┌──

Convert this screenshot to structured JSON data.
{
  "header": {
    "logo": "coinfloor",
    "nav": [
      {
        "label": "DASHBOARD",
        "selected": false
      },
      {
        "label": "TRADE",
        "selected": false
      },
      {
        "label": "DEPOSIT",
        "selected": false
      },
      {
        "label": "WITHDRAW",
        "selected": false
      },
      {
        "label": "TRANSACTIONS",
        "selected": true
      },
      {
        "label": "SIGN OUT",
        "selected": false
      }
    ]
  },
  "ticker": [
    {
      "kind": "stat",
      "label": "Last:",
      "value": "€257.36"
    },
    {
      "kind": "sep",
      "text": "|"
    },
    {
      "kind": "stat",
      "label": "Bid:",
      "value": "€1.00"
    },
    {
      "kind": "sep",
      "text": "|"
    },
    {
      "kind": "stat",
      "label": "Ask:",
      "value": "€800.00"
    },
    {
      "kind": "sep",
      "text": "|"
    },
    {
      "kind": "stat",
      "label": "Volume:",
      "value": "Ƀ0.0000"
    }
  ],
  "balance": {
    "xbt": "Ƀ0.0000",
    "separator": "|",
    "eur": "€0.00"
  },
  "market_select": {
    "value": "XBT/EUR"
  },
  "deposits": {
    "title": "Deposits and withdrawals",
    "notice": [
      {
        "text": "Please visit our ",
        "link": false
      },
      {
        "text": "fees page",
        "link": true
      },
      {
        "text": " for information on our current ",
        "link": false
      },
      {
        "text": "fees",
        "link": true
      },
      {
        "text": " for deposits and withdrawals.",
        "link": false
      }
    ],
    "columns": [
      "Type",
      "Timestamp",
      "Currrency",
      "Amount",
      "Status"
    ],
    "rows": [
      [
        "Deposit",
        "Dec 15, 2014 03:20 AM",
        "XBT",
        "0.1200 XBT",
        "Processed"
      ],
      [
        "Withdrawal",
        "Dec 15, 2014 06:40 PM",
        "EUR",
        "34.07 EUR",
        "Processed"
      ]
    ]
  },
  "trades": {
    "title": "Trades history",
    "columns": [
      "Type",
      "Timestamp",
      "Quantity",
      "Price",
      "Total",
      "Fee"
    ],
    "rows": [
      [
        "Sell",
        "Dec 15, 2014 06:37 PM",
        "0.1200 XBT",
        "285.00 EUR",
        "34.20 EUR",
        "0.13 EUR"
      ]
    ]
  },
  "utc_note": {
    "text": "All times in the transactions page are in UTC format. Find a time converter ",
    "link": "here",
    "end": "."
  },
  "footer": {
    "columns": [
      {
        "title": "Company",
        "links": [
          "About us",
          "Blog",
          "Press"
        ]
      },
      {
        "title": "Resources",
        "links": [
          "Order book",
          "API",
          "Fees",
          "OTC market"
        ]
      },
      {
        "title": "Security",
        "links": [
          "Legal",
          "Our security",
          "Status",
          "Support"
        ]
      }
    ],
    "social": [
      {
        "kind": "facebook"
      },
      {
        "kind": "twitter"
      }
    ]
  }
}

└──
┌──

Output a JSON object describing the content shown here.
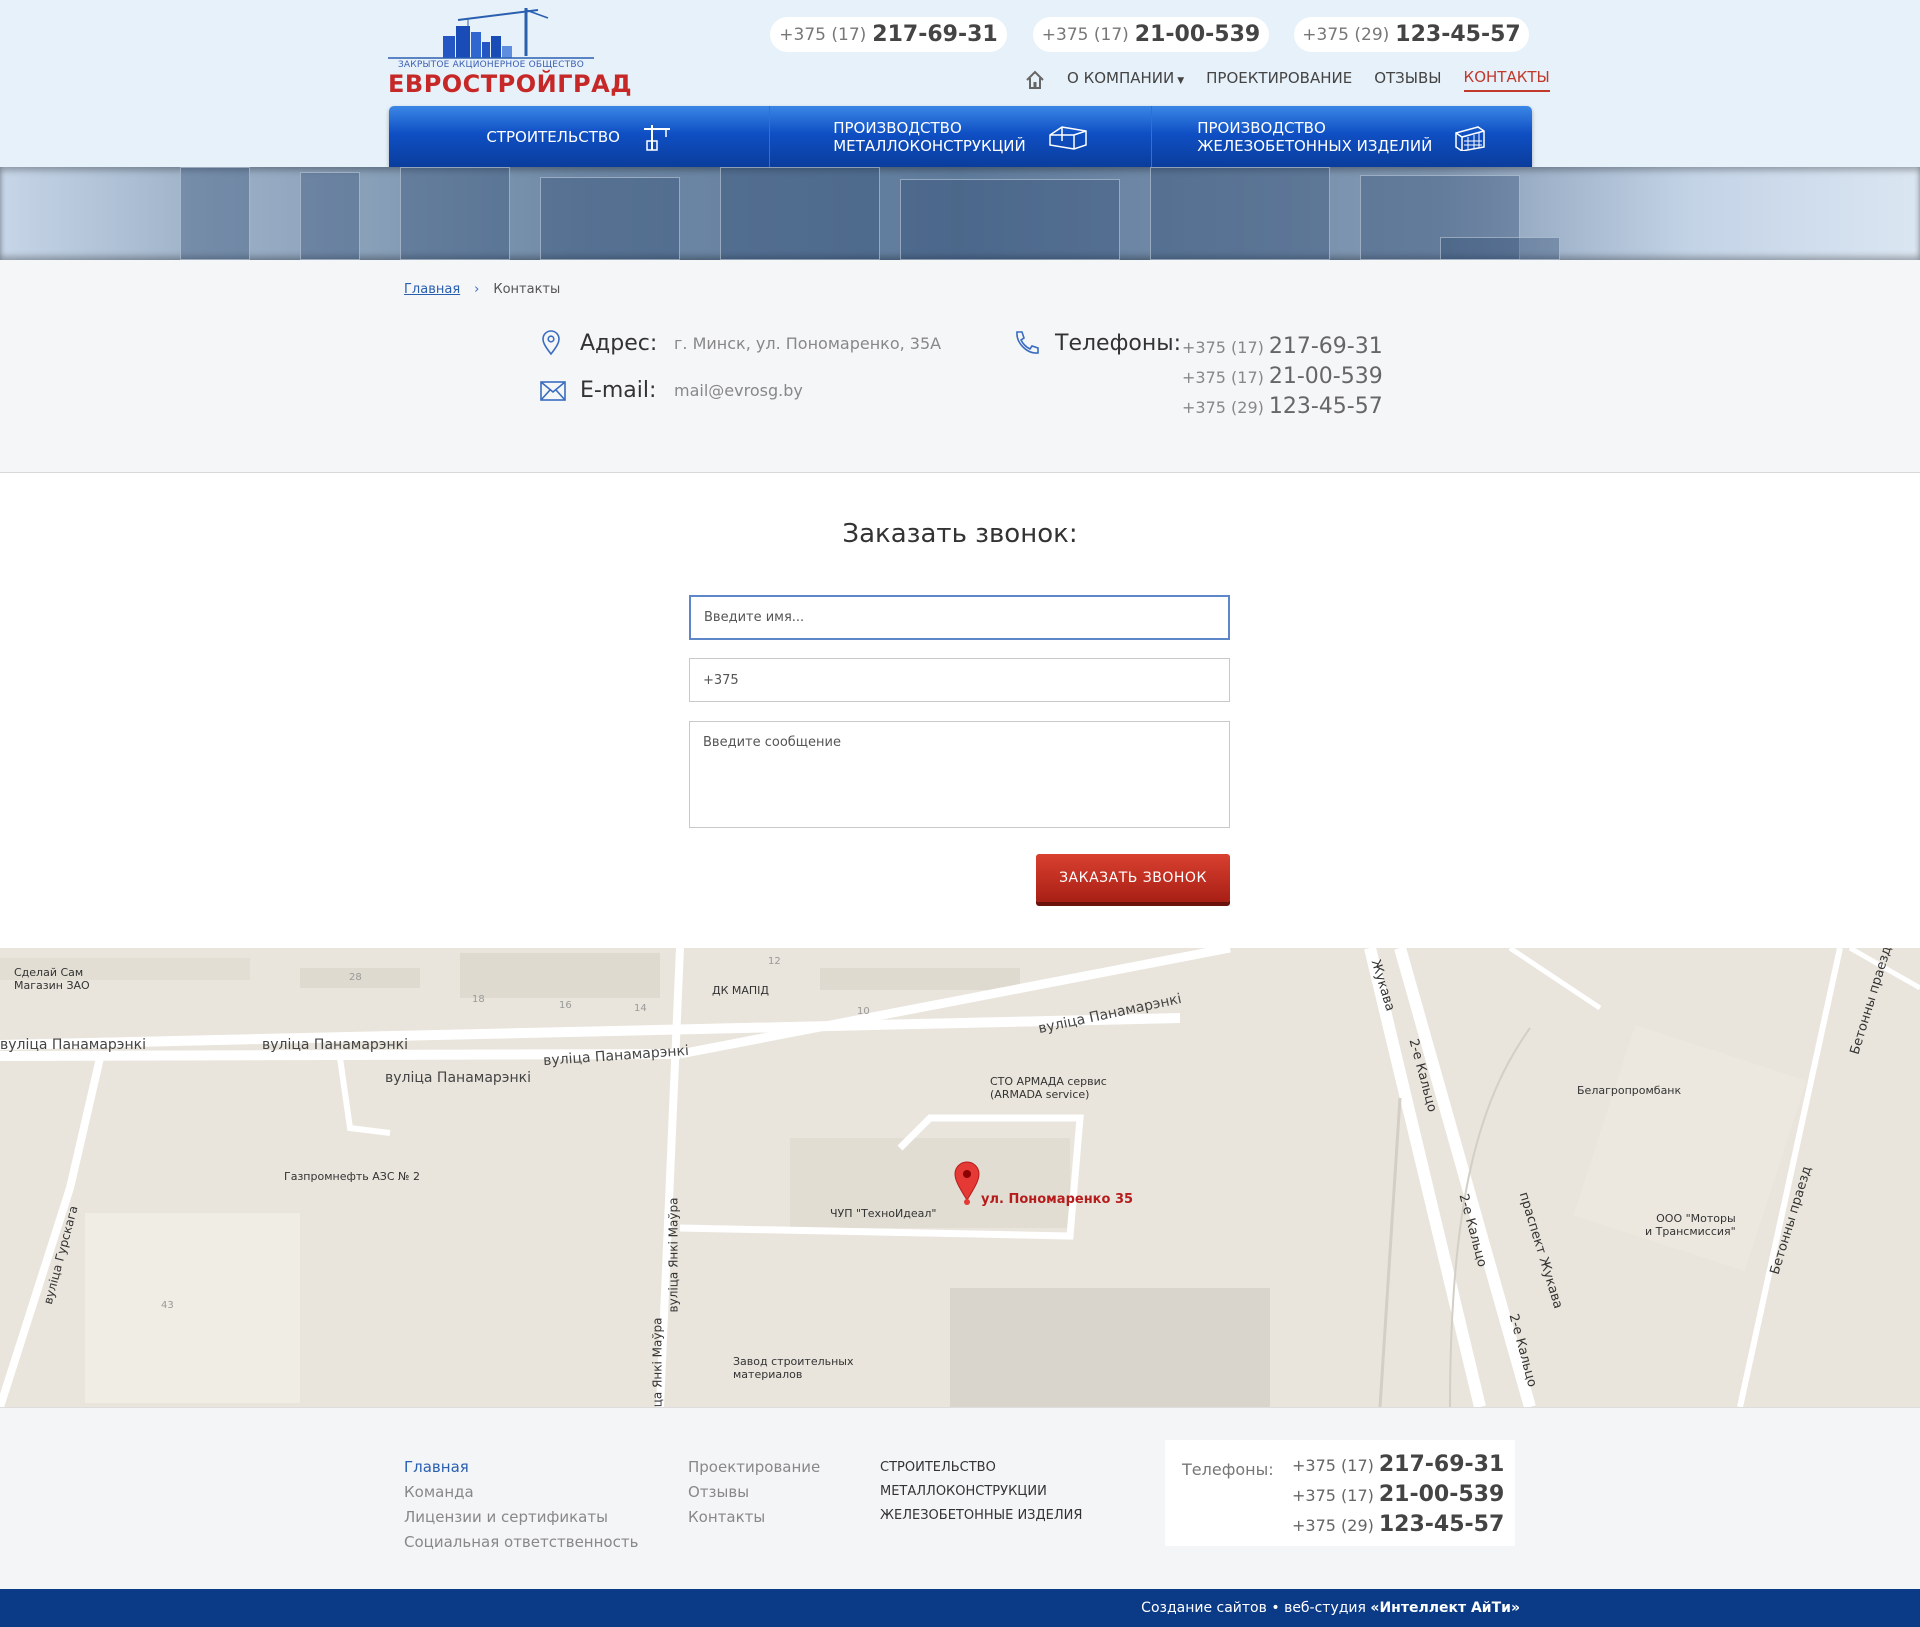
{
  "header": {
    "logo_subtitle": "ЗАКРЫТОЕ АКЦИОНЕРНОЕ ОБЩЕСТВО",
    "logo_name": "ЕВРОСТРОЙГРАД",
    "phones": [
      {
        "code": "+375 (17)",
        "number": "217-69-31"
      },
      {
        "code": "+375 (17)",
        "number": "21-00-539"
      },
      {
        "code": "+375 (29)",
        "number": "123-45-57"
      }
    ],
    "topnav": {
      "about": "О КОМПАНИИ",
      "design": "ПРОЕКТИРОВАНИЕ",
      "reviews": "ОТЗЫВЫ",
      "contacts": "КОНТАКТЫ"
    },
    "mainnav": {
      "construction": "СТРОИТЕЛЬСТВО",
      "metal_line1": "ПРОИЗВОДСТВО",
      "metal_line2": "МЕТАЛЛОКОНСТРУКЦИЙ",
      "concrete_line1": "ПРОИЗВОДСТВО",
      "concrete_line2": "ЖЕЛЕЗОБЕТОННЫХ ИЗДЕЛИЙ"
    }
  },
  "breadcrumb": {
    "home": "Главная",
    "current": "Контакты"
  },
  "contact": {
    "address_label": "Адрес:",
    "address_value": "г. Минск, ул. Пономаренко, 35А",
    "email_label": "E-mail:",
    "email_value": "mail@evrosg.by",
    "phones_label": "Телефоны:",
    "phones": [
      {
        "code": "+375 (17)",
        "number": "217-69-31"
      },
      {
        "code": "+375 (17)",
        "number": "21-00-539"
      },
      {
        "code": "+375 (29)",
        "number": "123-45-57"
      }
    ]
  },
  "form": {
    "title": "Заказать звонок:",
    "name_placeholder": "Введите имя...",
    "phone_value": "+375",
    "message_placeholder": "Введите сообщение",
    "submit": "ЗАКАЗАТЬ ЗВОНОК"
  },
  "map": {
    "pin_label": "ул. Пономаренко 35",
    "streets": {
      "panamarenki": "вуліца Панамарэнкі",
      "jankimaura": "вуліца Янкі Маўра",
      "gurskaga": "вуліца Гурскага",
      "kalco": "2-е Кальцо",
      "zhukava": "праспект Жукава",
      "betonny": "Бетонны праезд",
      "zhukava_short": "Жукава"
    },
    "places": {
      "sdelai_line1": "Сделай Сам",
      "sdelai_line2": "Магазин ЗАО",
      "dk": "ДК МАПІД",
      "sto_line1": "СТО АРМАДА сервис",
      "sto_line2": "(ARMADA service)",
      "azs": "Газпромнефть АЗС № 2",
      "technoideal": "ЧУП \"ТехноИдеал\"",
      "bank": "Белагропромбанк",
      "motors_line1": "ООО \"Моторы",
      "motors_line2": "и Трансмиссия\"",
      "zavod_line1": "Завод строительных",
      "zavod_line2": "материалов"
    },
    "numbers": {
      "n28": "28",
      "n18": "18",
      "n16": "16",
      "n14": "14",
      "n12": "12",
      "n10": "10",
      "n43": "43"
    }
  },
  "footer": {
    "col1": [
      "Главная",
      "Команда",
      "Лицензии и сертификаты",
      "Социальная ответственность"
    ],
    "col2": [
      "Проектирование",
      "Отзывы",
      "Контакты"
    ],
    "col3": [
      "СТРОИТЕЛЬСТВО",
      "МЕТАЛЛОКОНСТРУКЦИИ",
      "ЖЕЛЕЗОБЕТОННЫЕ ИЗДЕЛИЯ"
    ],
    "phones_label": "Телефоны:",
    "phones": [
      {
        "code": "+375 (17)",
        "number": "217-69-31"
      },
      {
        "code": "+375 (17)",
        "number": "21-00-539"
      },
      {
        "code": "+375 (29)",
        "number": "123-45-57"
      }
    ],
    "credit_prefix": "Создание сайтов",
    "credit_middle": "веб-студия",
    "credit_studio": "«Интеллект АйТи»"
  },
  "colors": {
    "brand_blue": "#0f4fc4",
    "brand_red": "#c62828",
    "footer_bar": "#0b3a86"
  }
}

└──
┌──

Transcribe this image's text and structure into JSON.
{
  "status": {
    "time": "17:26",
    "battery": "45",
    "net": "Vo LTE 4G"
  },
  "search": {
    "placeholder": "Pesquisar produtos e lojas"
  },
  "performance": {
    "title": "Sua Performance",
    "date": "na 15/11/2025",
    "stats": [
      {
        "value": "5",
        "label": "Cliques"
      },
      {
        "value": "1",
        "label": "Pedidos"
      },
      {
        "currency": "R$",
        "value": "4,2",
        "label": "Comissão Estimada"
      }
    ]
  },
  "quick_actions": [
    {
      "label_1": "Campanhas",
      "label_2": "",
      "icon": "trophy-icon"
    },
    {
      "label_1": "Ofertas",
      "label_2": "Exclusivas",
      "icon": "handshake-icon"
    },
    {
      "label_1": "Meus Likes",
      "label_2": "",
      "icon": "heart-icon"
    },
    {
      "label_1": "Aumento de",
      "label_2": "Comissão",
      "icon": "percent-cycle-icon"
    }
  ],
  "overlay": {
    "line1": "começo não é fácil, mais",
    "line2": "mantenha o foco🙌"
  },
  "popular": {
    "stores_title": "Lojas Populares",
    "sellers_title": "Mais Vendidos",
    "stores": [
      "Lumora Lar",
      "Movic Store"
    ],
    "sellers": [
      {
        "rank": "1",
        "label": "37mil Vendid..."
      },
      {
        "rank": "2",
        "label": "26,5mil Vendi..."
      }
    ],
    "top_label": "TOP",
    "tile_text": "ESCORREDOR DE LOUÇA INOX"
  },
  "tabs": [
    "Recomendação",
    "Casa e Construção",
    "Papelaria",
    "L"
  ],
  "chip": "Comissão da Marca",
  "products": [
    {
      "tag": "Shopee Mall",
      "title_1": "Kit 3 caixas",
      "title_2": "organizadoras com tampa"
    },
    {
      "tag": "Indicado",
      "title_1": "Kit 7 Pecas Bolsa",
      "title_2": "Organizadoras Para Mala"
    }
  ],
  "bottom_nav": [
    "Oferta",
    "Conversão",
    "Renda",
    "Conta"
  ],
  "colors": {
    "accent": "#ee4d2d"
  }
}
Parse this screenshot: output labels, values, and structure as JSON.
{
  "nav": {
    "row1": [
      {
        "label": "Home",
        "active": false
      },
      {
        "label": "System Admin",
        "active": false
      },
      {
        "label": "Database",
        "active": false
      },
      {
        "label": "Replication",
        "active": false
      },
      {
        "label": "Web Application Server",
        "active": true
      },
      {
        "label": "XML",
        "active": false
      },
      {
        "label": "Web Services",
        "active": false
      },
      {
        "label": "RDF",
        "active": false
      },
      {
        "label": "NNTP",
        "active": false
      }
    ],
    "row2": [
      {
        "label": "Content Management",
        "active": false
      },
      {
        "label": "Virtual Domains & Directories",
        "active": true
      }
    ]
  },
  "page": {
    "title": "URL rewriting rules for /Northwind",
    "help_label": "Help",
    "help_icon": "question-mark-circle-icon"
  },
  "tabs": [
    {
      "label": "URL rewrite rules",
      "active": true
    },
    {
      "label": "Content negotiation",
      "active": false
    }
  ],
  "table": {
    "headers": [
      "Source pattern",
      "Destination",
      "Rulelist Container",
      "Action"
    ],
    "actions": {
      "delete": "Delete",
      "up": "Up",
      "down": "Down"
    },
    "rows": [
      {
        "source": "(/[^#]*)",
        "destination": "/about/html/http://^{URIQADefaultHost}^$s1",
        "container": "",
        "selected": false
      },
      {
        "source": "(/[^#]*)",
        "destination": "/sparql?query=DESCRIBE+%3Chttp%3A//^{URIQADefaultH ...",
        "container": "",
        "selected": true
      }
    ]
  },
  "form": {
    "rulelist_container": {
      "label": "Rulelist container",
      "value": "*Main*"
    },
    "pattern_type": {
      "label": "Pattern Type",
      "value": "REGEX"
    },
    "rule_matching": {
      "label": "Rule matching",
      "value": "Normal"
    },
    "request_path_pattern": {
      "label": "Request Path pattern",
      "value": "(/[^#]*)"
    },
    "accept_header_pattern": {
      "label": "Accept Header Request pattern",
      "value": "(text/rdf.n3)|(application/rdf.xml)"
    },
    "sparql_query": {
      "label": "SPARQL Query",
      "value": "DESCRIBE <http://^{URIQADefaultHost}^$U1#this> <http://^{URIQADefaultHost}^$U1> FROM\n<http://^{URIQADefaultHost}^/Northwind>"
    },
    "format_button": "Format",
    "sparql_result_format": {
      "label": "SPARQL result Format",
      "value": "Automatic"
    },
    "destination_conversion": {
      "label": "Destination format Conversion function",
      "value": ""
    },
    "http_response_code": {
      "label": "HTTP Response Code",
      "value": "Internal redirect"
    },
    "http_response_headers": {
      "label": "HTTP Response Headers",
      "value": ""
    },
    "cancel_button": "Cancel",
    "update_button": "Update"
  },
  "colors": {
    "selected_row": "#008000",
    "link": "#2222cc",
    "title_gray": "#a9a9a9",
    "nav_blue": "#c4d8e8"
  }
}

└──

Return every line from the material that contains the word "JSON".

*Answer to the problem*
Convert this screenshot to structured JSON data.
Output a JSON object describing the content shown here.
Transcribe this image's text and structure into JSON.
Parse this screenshot: output labels, values, and structure as JSON.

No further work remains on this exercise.